YOUR INSTRUCTIONS:
In the records, each line holding "March" must be reported.

WORKING DATA:
#####

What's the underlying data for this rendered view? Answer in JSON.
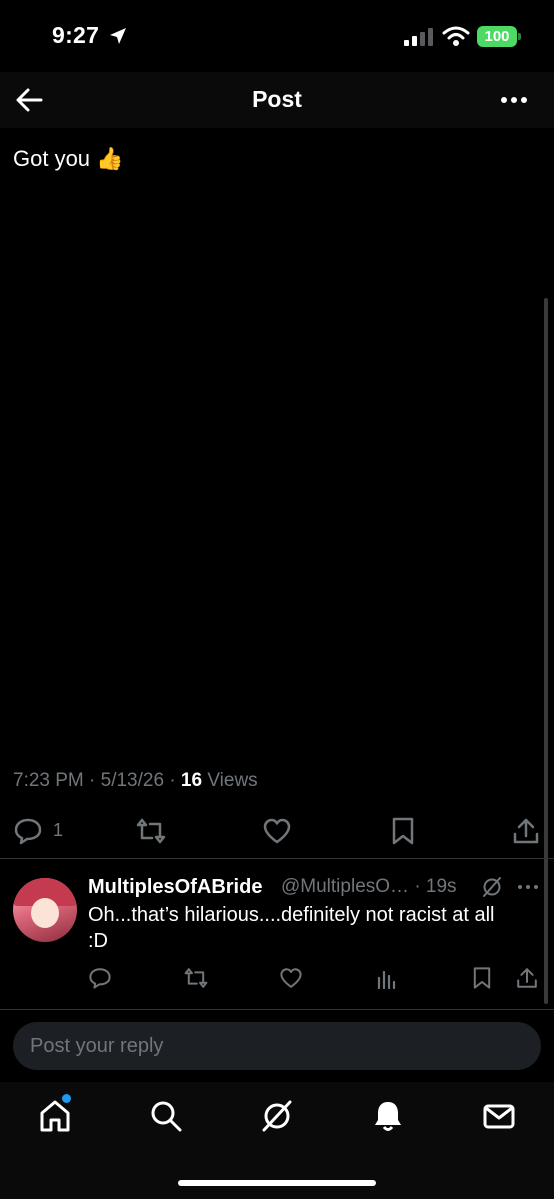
{
  "status_bar": {
    "time": "9:27",
    "battery": "100",
    "battery_color": "#4cd964"
  },
  "header": {
    "title": "Post"
  },
  "post": {
    "text": "Got you",
    "emoji": "👍",
    "timestamp": "7:23 PM · 5/13/26 · ",
    "views_count": "16",
    "views_label": " Views",
    "reply_count": "1"
  },
  "reply": {
    "name": "MultiplesOfABride",
    "handle": "@MultiplesO… · 19s",
    "body": "Oh...that’s hilarious....definitely not racist at all :D"
  },
  "composer": {
    "placeholder": "Post your reply"
  },
  "tabs": [
    "home-icon",
    "search-icon",
    "grok-icon",
    "notifications-icon",
    "messages-icon"
  ],
  "colors": {
    "accent": "#1d9bf0",
    "muted": "#71767b",
    "background": "#000000"
  }
}
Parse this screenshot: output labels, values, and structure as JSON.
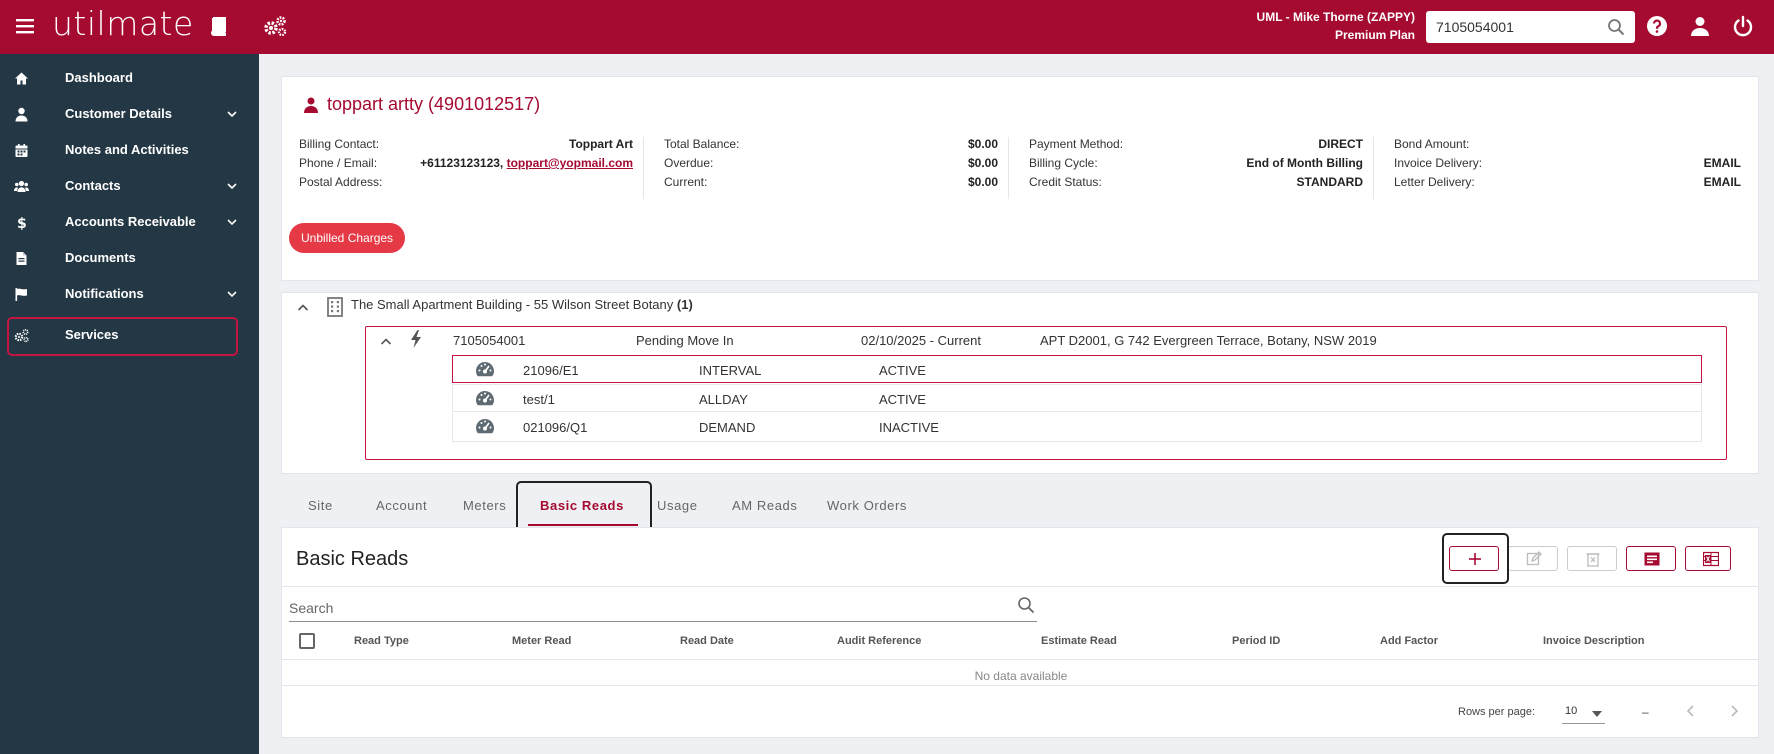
{
  "header": {
    "logo_text": "utilmate",
    "user_line1": "UML - Mike Thorne (ZAPPY)",
    "user_line2": "Premium Plan",
    "search_value": "7105054001",
    "brand_color": "#a50a30"
  },
  "sidebar": {
    "items": [
      {
        "label": "Dashboard",
        "icon": "home-icon"
      },
      {
        "label": "Customer Details",
        "icon": "person-icon",
        "has_chevron": true
      },
      {
        "label": "Notes and Activities",
        "icon": "calendar-icon"
      },
      {
        "label": "Contacts",
        "icon": "people-icon",
        "has_chevron": true
      },
      {
        "label": "Accounts Receivable",
        "icon": "dollar-icon",
        "has_chevron": true
      },
      {
        "label": "Documents",
        "icon": "document-icon"
      },
      {
        "label": "Notifications",
        "icon": "flag-icon",
        "has_chevron": true
      },
      {
        "label": "Services",
        "icon": "gears-icon",
        "active": true
      }
    ]
  },
  "customer": {
    "title": "toppart artty (4901012517)",
    "billing_contact_label": "Billing Contact:",
    "billing_contact": "Toppart Art",
    "phone_email_label": "Phone / Email:",
    "phone": "+61123123123,",
    "email": "toppart@yopmail.com",
    "postal_address_label": "Postal Address:",
    "postal_address": "",
    "total_balance_label": "Total Balance:",
    "total_balance": "$0.00",
    "overdue_label": "Overdue:",
    "overdue": "$0.00",
    "current_label": "Current:",
    "current": "$0.00",
    "payment_method_label": "Payment Method:",
    "payment_method": "DIRECT",
    "billing_cycle_label": "Billing Cycle:",
    "billing_cycle": "End of Month Billing",
    "credit_status_label": "Credit Status:",
    "credit_status": "STANDARD",
    "bond_amount_label": "Bond Amount:",
    "bond_amount": "",
    "invoice_delivery_label": "Invoice Delivery:",
    "invoice_delivery": "EMAIL",
    "letter_delivery_label": "Letter Delivery:",
    "letter_delivery": "EMAIL",
    "unbilled_button": "Unbilled Charges"
  },
  "site": {
    "name": "The Small Apartment Building - 55 Wilson Street Botany",
    "count": "(1)",
    "nmi": {
      "id": "7105054001",
      "status": "Pending Move In",
      "period": "02/10/2025 - Current",
      "address": "APT D2001, G 742 Evergreen Terrace, Botany, NSW 2019"
    },
    "meters": [
      {
        "id": "21096/E1",
        "type": "INTERVAL",
        "status": "ACTIVE",
        "selected": true
      },
      {
        "id": "test/1",
        "type": "ALLDAY",
        "status": "ACTIVE"
      },
      {
        "id": "021096/Q1",
        "type": "DEMAND",
        "status": "INACTIVE"
      }
    ]
  },
  "tabs": [
    {
      "label": "Site"
    },
    {
      "label": "Account"
    },
    {
      "label": "Meters"
    },
    {
      "label": "Basic Reads",
      "active": true
    },
    {
      "label": "Usage"
    },
    {
      "label": "AM Reads"
    },
    {
      "label": "Work Orders"
    }
  ],
  "reads": {
    "title": "Basic Reads",
    "search_placeholder": "Search",
    "columns": [
      "Read Type",
      "Meter Read",
      "Read Date",
      "Audit Reference",
      "Estimate Read",
      "Period ID",
      "Add Factor",
      "Invoice Description"
    ],
    "no_data": "No data available",
    "rows_per_page_label": "Rows per page:",
    "rows_per_page": "10",
    "page_range": "–"
  }
}
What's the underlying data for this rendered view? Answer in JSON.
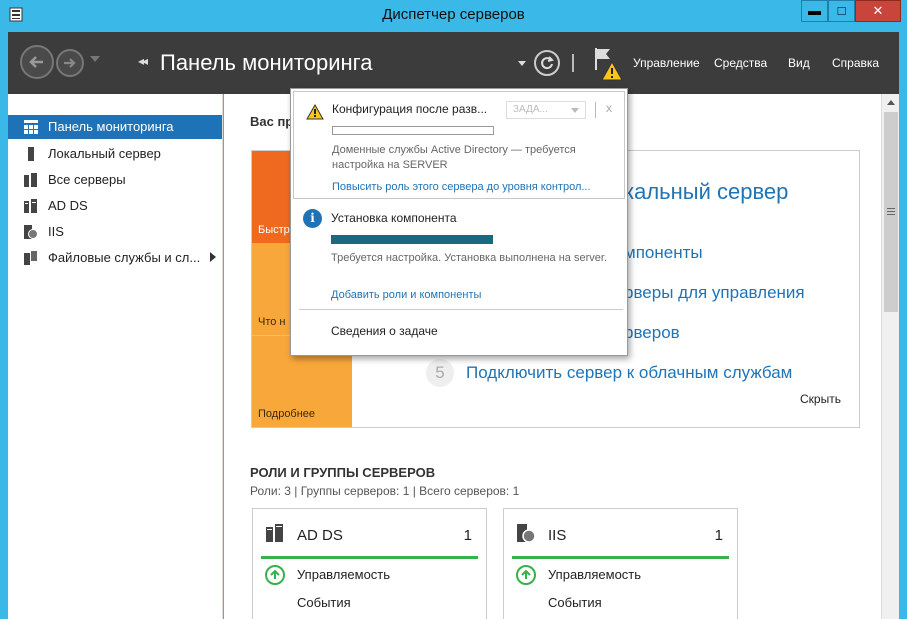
{
  "window": {
    "title": "Диспетчер серверов",
    "controls": {
      "minimize": "▬",
      "maximize": "□",
      "close": "✕"
    }
  },
  "header": {
    "breadcrumb_arrows": "◂◂",
    "page_title": "Панель мониторинга",
    "menu": {
      "manage": "Управление",
      "tools": "Средства",
      "view": "Вид",
      "help": "Справка"
    }
  },
  "sidebar": {
    "items": [
      {
        "label": "Панель мониторинга",
        "icon": "dashboard-grid-icon",
        "active": true
      },
      {
        "label": "Локальный сервер",
        "icon": "server-icon"
      },
      {
        "label": "Все серверы",
        "icon": "servers-icon"
      },
      {
        "label": "AD DS",
        "icon": "ad-ds-icon"
      },
      {
        "label": "IIS",
        "icon": "iis-icon"
      },
      {
        "label": "Файловые службы и сл...",
        "icon": "file-services-icon",
        "has_submenu": true
      }
    ]
  },
  "main": {
    "welcome_title": "Вас пр",
    "quick_start": {
      "tiles": [
        "Быстр",
        "Что н",
        "Подробнее"
      ],
      "big_title": "кальный сервер",
      "links": [
        "мпоненты",
        "рверы для управления",
        "рверов"
      ],
      "step_number": "5",
      "step_link": "Подключить сервер к облачным службам",
      "hide": "Скрыть"
    },
    "roles": {
      "title": "РОЛИ И ГРУППЫ СЕРВЕРОВ",
      "subtitle": "Роли: 3 | Группы серверов: 1 | Всего серверов: 1",
      "cards": [
        {
          "name": "AD DS",
          "count": "1",
          "manageability": "Управляемость",
          "events": "События"
        },
        {
          "name": "IIS",
          "count": "1",
          "manageability": "Управляемость",
          "events": "События"
        }
      ]
    }
  },
  "notifications": {
    "item1": {
      "title": "Конфигурация после разв...",
      "task_button": "ЗАДА...",
      "close": "x",
      "text": "Доменные службы Active Directory — требуется настройка на SERVER",
      "link": "Повысить роль этого сервера до уровня контрол..."
    },
    "item2": {
      "title": "Установка компонента",
      "progress": 1.0,
      "text": "Требуется настройка. Установка выполнена на server.",
      "link": "Добавить роли и компоненты"
    },
    "details": "Сведения о задаче"
  },
  "colors": {
    "titlebar": "#3ab8e8",
    "header": "#3c3c3c",
    "accent": "#1e73b8",
    "tile_orange": "#ef6a1f",
    "tile_light": "#f8a83a",
    "status_green": "#36b24a",
    "progress": "#1a6883"
  }
}
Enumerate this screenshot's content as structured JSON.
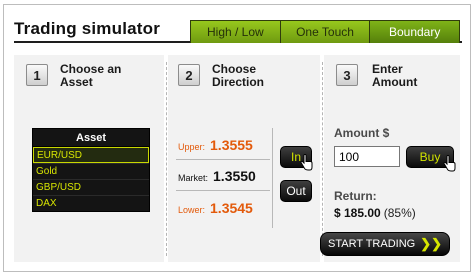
{
  "title": "Trading simulator",
  "tabs": [
    {
      "label": "High / Low",
      "active": false
    },
    {
      "label": "One Touch",
      "active": false
    },
    {
      "label": "Boundary",
      "active": true
    }
  ],
  "steps": [
    {
      "number": "1",
      "label": "Choose an\nAsset"
    },
    {
      "number": "2",
      "label": "Choose\nDirection"
    },
    {
      "number": "3",
      "label": "Enter\nAmount"
    }
  ],
  "assets": {
    "header": "Asset",
    "items": [
      "EUR/USD",
      "Gold",
      "GBP/USD",
      "DAX"
    ],
    "selected": "EUR/USD"
  },
  "direction": {
    "upper_label": "Upper:",
    "upper_value": "1.3555",
    "market_label": "Market:",
    "market_value": "1.3550",
    "lower_label": "Lower:",
    "lower_value": "1.3545",
    "in_label": "In",
    "out_label": "Out"
  },
  "amount": {
    "label": "Amount $",
    "value": "100",
    "buy_label": "Buy",
    "return_label": "Return:",
    "return_value": "$ 185.00",
    "return_pct": "(85%)",
    "start_label": "START TRADING",
    "start_icon": "double-chevron-right-icon"
  },
  "colors": {
    "tab_green": "#7fb318",
    "price_orange": "#e35a0b",
    "accent_lime": "#d2e400"
  }
}
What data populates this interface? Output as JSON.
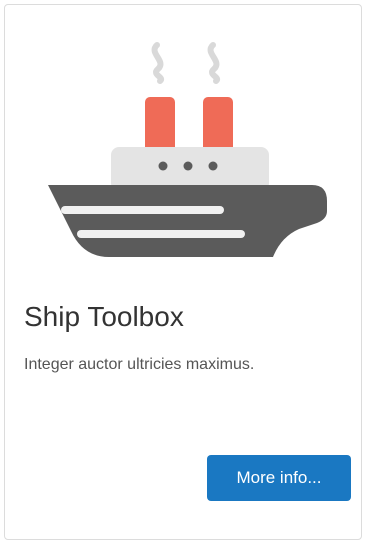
{
  "card": {
    "title": "Ship Toolbox",
    "description": "Integer auctor ultricies maximus.",
    "button_label": "More info...",
    "image_icon": "ship-icon"
  },
  "colors": {
    "button": "#1a78c2",
    "hull": "#5b5b5b",
    "cabin": "#e4e4e4",
    "chimney": "#ef6b57",
    "steam": "#d9d9d9",
    "stripe": "#f1f1f1",
    "porthole": "#5b5b5b"
  }
}
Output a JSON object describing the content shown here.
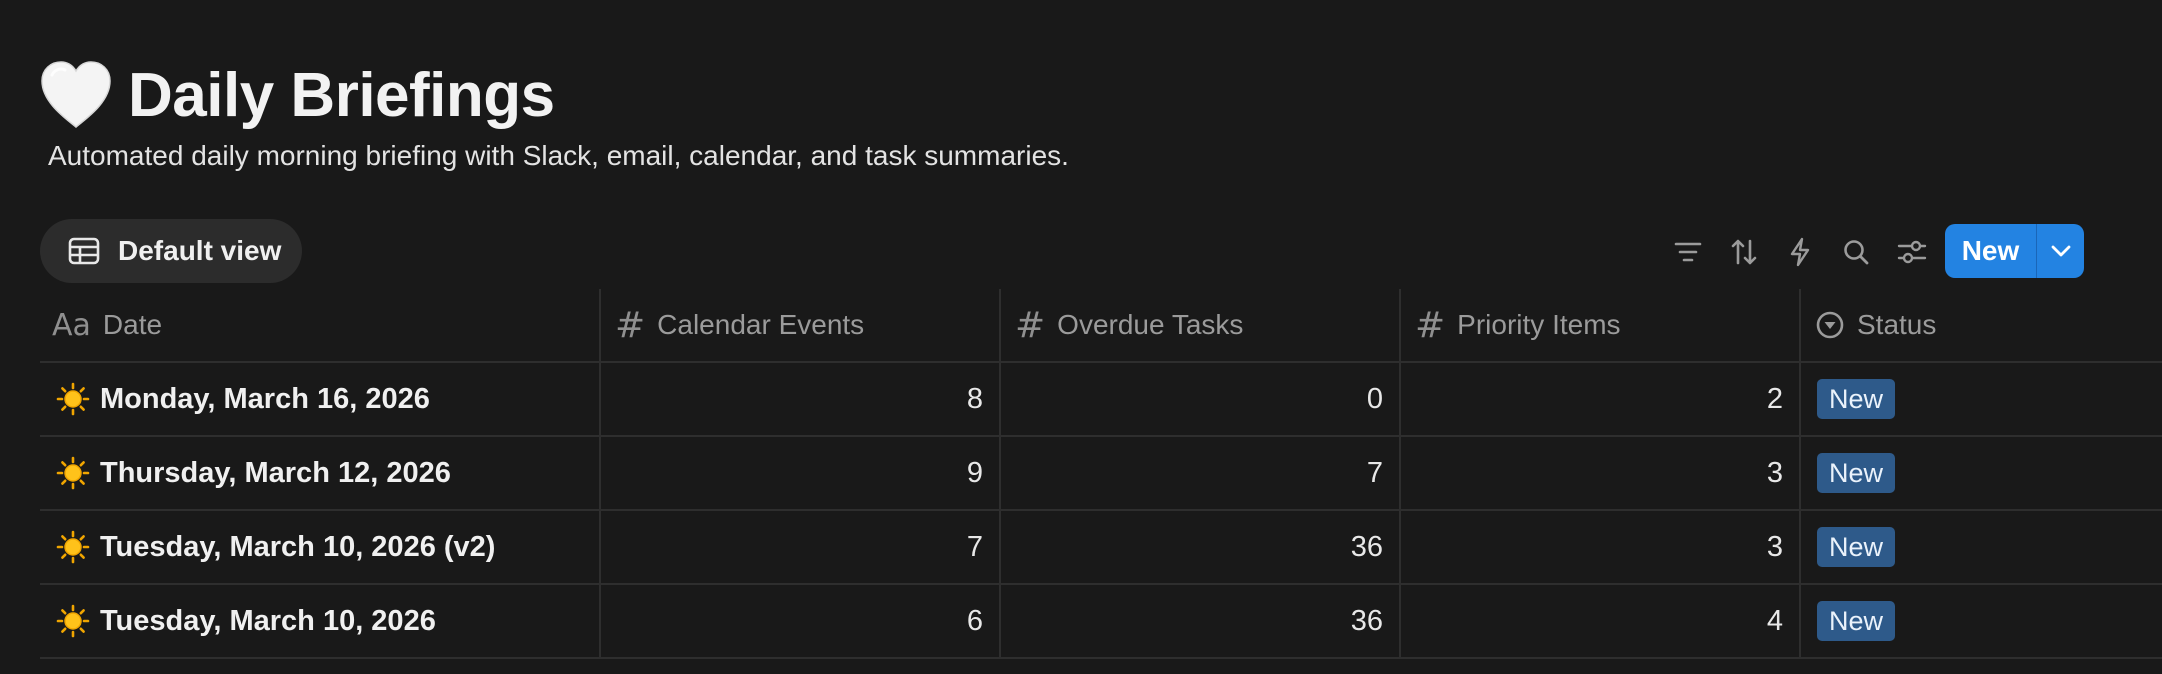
{
  "page": {
    "icon": "white-heart-icon",
    "title": "Daily Briefings",
    "subtitle": "Automated daily morning briefing with Slack, email, calendar, and task summaries."
  },
  "view": {
    "icon": "table-icon",
    "label": "Default view"
  },
  "toolbar": {
    "icons": [
      "filter-icon",
      "sort-icon",
      "lightning-icon",
      "search-icon",
      "settings-sliders-icon"
    ],
    "new_label": "New",
    "new_color": "#2383e2"
  },
  "table": {
    "columns": [
      {
        "icon": "text-type-icon",
        "icon_text": "Aa",
        "label": "Date"
      },
      {
        "icon": "hash-icon",
        "icon_text": "#",
        "label": "Calendar Events"
      },
      {
        "icon": "hash-icon",
        "icon_text": "#",
        "label": "Overdue Tasks"
      },
      {
        "icon": "hash-icon",
        "icon_text": "#",
        "label": "Priority Items"
      },
      {
        "icon": "status-circle-icon",
        "label": "Status"
      }
    ],
    "rows": [
      {
        "icon": "sun-icon",
        "date": "Monday, March 16, 2026",
        "calendar_events": "8",
        "overdue_tasks": "0",
        "priority_items": "2",
        "status": "New"
      },
      {
        "icon": "sun-icon",
        "date": "Thursday, March 12, 2026",
        "calendar_events": "9",
        "overdue_tasks": "7",
        "priority_items": "3",
        "status": "New"
      },
      {
        "icon": "sun-icon",
        "date": "Tuesday, March 10, 2026 (v2)",
        "calendar_events": "7",
        "overdue_tasks": "36",
        "priority_items": "3",
        "status": "New"
      },
      {
        "icon": "sun-icon",
        "date": "Tuesday, March 10, 2026",
        "calendar_events": "6",
        "overdue_tasks": "36",
        "priority_items": "4",
        "status": "New"
      }
    ],
    "status_badge_color": "#2e5a8a"
  }
}
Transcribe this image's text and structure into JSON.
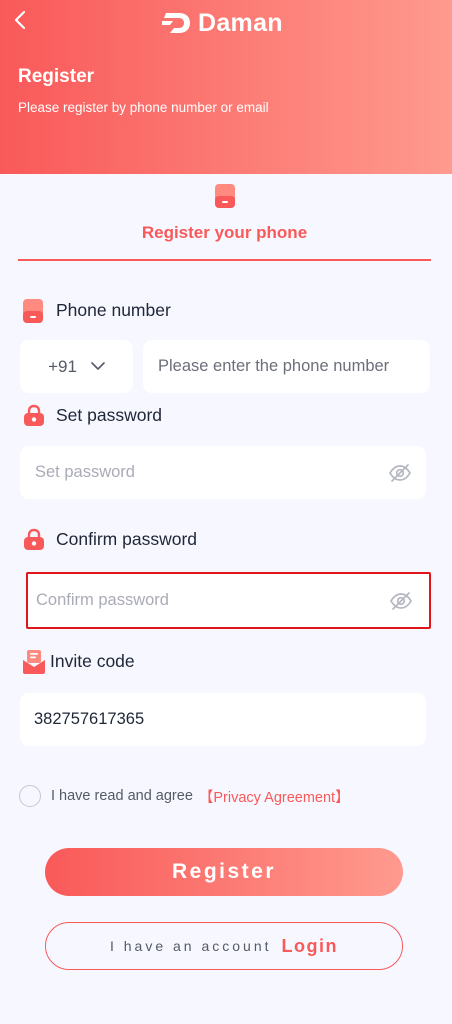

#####

EXERCISE RESULT:
        "date": "Monday, March 16, 2026",
        "date": "Thursday, March 12, 2026",
        "date": "Tuesday, March 10, 2026 (v2)",
        "date": "Tuesday, March 10, 2026",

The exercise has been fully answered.